**TASK DESCRIPTION**
Count, in the entries, the lines with "text". Answer with the number only.

**DATA SUPPLIED**
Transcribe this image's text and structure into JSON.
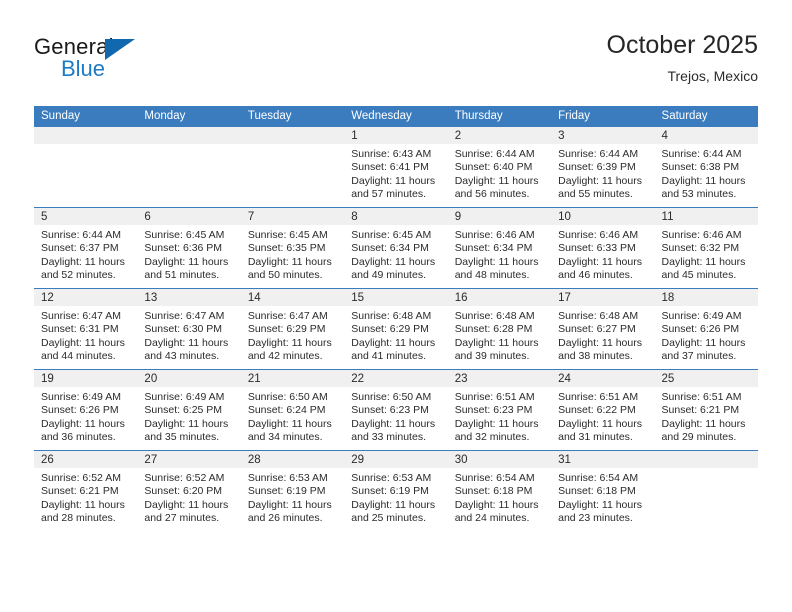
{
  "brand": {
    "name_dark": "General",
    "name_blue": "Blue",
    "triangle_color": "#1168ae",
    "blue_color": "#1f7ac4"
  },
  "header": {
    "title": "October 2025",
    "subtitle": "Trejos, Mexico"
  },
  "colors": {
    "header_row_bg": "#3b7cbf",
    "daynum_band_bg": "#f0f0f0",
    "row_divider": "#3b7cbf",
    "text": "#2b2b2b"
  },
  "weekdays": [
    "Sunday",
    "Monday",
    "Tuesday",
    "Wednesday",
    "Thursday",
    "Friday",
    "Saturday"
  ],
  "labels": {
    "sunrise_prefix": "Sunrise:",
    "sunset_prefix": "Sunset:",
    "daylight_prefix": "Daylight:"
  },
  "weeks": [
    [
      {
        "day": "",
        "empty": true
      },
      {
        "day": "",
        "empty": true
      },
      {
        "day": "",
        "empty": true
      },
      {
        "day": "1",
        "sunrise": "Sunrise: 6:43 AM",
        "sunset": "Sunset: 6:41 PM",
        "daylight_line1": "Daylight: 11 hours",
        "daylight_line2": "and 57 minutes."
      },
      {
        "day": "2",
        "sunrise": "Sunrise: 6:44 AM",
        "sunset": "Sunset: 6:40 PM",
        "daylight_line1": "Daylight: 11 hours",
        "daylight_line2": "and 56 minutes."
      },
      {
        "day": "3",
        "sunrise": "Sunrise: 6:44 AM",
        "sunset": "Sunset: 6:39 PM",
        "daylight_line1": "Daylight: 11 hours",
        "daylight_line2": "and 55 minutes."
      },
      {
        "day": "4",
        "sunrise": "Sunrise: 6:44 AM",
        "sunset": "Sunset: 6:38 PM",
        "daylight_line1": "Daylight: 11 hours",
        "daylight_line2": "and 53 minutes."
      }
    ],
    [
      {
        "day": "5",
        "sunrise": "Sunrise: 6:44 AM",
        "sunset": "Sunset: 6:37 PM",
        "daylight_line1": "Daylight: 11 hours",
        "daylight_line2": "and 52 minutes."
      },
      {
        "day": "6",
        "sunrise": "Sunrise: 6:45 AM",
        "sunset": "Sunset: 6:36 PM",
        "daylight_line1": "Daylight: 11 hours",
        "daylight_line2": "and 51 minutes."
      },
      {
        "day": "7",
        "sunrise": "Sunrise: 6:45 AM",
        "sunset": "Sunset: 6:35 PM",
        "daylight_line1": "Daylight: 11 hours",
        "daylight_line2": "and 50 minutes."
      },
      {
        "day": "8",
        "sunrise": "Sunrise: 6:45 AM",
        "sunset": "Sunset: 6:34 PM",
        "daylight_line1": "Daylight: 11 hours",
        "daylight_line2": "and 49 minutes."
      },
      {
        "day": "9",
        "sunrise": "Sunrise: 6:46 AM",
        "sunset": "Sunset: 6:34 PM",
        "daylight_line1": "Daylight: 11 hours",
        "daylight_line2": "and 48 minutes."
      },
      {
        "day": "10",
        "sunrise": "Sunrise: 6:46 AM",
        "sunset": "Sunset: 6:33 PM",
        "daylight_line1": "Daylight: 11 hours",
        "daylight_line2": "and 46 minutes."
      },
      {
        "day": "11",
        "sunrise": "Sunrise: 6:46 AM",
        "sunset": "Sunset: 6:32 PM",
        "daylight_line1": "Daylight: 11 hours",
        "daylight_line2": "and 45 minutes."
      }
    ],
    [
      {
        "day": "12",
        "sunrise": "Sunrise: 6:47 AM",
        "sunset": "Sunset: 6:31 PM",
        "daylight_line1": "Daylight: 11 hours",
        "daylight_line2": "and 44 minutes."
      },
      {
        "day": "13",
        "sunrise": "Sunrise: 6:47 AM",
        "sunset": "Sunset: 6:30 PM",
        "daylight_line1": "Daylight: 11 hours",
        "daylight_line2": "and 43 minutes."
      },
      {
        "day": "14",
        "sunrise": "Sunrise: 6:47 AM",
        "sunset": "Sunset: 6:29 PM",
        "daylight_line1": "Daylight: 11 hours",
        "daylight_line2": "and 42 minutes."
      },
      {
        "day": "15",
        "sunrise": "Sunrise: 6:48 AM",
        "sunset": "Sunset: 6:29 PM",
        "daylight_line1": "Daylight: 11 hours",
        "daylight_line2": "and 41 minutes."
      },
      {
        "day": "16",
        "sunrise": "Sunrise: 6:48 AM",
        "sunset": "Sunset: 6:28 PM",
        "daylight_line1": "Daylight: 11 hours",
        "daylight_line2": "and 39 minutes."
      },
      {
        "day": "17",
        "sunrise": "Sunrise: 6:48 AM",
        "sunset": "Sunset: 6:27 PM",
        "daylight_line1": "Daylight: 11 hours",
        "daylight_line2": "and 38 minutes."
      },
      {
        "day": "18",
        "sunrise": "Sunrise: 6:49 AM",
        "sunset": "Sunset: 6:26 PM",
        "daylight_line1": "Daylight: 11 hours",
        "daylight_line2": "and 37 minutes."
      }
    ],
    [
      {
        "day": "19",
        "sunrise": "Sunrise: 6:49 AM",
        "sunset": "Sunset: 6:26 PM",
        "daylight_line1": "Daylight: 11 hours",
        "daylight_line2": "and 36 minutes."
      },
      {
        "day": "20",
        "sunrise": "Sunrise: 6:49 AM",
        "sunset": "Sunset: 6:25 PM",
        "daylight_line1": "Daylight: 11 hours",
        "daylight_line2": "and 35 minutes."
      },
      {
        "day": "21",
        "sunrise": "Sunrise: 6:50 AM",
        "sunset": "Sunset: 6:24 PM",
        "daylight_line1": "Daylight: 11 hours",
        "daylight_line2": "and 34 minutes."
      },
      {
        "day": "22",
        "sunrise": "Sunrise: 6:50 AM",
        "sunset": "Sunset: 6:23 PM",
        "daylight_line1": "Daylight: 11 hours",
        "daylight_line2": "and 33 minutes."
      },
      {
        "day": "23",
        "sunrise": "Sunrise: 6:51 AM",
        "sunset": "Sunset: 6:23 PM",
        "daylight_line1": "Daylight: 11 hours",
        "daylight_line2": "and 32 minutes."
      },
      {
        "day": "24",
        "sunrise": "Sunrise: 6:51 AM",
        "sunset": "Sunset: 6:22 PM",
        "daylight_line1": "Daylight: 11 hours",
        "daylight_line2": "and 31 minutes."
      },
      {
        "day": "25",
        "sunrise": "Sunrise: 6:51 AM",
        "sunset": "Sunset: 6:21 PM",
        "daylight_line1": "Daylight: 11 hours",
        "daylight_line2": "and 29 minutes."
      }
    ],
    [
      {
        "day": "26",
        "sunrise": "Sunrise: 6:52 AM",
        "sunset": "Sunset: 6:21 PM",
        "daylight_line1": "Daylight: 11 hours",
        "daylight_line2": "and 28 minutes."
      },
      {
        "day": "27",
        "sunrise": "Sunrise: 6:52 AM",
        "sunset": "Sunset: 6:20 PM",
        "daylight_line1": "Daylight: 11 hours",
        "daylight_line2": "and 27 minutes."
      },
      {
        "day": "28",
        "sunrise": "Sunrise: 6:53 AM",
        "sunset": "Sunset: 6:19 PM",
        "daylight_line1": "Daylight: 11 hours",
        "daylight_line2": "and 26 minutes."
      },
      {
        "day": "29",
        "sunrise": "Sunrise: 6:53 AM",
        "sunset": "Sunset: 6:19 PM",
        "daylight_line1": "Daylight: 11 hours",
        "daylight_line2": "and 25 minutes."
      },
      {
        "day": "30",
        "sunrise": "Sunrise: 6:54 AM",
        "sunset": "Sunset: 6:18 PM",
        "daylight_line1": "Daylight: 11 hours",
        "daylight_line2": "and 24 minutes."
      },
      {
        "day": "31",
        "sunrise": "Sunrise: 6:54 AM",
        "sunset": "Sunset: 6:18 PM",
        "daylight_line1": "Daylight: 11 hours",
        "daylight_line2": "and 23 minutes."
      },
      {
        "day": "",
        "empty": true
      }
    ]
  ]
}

**WRITTEN SOLUTION**
2